THE PROBLEM: Write out all of the data again, exactly as it reads.

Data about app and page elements
-------

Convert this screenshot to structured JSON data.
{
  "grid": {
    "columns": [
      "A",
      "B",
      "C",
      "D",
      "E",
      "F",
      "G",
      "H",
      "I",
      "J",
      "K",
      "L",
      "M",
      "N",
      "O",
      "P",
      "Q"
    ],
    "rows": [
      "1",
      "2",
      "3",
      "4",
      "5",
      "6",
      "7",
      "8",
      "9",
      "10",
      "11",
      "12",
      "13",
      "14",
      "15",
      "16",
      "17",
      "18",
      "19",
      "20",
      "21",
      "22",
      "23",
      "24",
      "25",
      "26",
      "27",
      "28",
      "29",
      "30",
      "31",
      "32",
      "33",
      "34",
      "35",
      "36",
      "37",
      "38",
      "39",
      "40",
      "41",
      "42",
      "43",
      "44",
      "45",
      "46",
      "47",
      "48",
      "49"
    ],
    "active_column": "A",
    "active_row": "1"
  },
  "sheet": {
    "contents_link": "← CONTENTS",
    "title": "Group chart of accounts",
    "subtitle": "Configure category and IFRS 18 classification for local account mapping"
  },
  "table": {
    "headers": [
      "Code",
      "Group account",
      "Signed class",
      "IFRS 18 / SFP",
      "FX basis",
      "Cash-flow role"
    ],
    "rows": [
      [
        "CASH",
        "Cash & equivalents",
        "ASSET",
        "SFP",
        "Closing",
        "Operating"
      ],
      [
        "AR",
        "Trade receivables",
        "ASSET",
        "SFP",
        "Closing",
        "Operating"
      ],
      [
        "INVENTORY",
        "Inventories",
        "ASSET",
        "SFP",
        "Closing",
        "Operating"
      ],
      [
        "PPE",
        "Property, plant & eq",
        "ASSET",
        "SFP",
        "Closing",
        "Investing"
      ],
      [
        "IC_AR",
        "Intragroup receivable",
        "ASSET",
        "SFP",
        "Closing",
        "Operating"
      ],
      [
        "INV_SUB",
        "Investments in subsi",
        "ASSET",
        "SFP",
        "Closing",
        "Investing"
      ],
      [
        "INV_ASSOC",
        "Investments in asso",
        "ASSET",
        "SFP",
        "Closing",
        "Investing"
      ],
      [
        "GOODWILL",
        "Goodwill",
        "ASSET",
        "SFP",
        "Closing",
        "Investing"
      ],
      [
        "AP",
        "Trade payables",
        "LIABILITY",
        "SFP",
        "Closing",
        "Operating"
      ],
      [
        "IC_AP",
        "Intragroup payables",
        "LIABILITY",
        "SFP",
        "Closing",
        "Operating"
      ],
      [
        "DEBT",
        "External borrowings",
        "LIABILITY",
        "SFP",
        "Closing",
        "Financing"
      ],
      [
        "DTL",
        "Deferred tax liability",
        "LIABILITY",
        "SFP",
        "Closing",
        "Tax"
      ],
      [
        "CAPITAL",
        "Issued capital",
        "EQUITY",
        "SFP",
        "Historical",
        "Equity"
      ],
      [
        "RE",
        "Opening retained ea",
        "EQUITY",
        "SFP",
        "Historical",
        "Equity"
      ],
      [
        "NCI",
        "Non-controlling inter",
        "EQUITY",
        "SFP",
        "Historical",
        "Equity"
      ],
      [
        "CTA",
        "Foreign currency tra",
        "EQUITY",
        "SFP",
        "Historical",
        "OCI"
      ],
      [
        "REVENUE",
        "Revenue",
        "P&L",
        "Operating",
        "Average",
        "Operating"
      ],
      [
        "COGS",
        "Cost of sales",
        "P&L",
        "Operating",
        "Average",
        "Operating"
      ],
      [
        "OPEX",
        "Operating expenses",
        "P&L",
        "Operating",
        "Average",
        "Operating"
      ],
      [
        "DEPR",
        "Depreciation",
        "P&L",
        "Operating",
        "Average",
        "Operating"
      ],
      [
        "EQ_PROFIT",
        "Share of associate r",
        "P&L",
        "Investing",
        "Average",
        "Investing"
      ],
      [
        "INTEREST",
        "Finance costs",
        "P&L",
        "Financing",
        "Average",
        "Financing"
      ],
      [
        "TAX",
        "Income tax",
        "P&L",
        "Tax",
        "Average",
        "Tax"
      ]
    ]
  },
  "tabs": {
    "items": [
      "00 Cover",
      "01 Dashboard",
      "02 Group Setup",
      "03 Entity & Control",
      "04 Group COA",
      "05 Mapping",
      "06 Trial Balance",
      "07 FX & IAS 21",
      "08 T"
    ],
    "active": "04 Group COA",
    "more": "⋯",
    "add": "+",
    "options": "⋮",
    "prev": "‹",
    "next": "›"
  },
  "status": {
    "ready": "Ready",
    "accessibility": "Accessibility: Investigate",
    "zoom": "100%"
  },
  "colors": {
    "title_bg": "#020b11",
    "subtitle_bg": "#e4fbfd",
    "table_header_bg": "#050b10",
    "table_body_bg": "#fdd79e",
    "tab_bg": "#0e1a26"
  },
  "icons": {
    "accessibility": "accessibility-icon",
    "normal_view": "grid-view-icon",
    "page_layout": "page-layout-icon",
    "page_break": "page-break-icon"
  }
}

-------

SOLVED EXERCISE:
Convert this screenshot to structured JSON data.
{
  "grid": {
    "columns": [
      "A",
      "B",
      "C",
      "D",
      "E",
      "F",
      "G",
      "H",
      "I",
      "J",
      "K",
      "L",
      "M",
      "N",
      "O",
      "P",
      "Q"
    ],
    "rows": [
      "1",
      "2",
      "3",
      "4",
      "5",
      "6",
      "7",
      "8",
      "9",
      "10",
      "11",
      "12",
      "13",
      "14",
      "15",
      "16",
      "17",
      "18",
      "19",
      "20",
      "21",
      "22",
      "23",
      "24",
      "25",
      "26",
      "27",
      "28",
      "29",
      "30",
      "31",
      "32",
      "33",
      "34",
      "35",
      "36",
      "37",
      "38",
      "39",
      "40",
      "41",
      "42",
      "43",
      "44",
      "45",
      "46",
      "47",
      "48",
      "49"
    ],
    "active_column": "A",
    "active_row": "1"
  },
  "sheet": {
    "contents_link": "← CONTENTS",
    "title": "Group chart of accounts",
    "subtitle": "Configure category and IFRS 18 classification for local account mapping"
  },
  "table": {
    "headers": [
      "Code",
      "Group account",
      "Signed class",
      "IFRS 18 / SFP",
      "FX basis",
      "Cash-flow role"
    ],
    "rows": [
      [
        "CASH",
        "Cash & equivalents",
        "ASSET",
        "SFP",
        "Closing",
        "Operating"
      ],
      [
        "AR",
        "Trade receivables",
        "ASSET",
        "SFP",
        "Closing",
        "Operating"
      ],
      [
        "INVENTORY",
        "Inventories",
        "ASSET",
        "SFP",
        "Closing",
        "Operating"
      ],
      [
        "PPE",
        "Property, plant & eq",
        "ASSET",
        "SFP",
        "Closing",
        "Investing"
      ],
      [
        "IC_AR",
        "Intragroup receivable",
        "ASSET",
        "SFP",
        "Closing",
        "Operating"
      ],
      [
        "INV_SUB",
        "Investments in subsi",
        "ASSET",
        "SFP",
        "Closing",
        "Investing"
      ],
      [
        "INV_ASSOC",
        "Investments in asso",
        "ASSET",
        "SFP",
        "Closing",
        "Investing"
      ],
      [
        "GOODWILL",
        "Goodwill",
        "ASSET",
        "SFP",
        "Closing",
        "Investing"
      ],
      [
        "AP",
        "Trade payables",
        "LIABILITY",
        "SFP",
        "Closing",
        "Operating"
      ],
      [
        "IC_AP",
        "Intragroup payables",
        "LIABILITY",
        "SFP",
        "Closing",
        "Operating"
      ],
      [
        "DEBT",
        "External borrowings",
        "LIABILITY",
        "SFP",
        "Closing",
        "Financing"
      ],
      [
        "DTL",
        "Deferred tax liability",
        "LIABILITY",
        "SFP",
        "Closing",
        "Tax"
      ],
      [
        "CAPITAL",
        "Issued capital",
        "EQUITY",
        "SFP",
        "Historical",
        "Equity"
      ],
      [
        "RE",
        "Opening retained ea",
        "EQUITY",
        "SFP",
        "Historical",
        "Equity"
      ],
      [
        "NCI",
        "Non-controlling inter",
        "EQUITY",
        "SFP",
        "Historical",
        "Equity"
      ],
      [
        "CTA",
        "Foreign currency tra",
        "EQUITY",
        "SFP",
        "Historical",
        "OCI"
      ],
      [
        "REVENUE",
        "Revenue",
        "P&L",
        "Operating",
        "Average",
        "Operating"
      ],
      [
        "COGS",
        "Cost of sales",
        "P&L",
        "Operating",
        "Average",
        "Operating"
      ],
      [
        "OPEX",
        "Operating expenses",
        "P&L",
        "Operating",
        "Average",
        "Operating"
      ],
      [
        "DEPR",
        "Depreciation",
        "P&L",
        "Operating",
        "Average",
        "Operating"
      ],
      [
        "EQ_PROFIT",
        "Share of associate r",
        "P&L",
        "Investing",
        "Average",
        "Investing"
      ],
      [
        "INTEREST",
        "Finance costs",
        "P&L",
        "Financing",
        "Average",
        "Financing"
      ],
      [
        "TAX",
        "Income tax",
        "P&L",
        "Tax",
        "Average",
        "Tax"
      ]
    ]
  },
  "tabs": {
    "items": [
      "00 Cover",
      "01 Dashboard",
      "02 Group Setup",
      "03 Entity & Control",
      "04 Group COA",
      "05 Mapping",
      "06 Trial Balance",
      "07 FX & IAS 21",
      "08 T"
    ],
    "active": "04 Group COA",
    "more": "⋯",
    "add": "+",
    "options": "⋮",
    "prev": "‹",
    "next": "›"
  },
  "status": {
    "ready": "Ready",
    "accessibility": "Accessibility: Investigate",
    "zoom": "100%"
  },
  "colors": {
    "title_bg": "#020b11",
    "subtitle_bg": "#e4fbfd",
    "table_header_bg": "#050b10",
    "table_body_bg": "#fdd79e",
    "tab_bg": "#0e1a26"
  },
  "icons": {
    "accessibility": "accessibility-icon",
    "normal_view": "grid-view-icon",
    "page_layout": "page-layout-icon",
    "page_break": "page-break-icon"
  }
}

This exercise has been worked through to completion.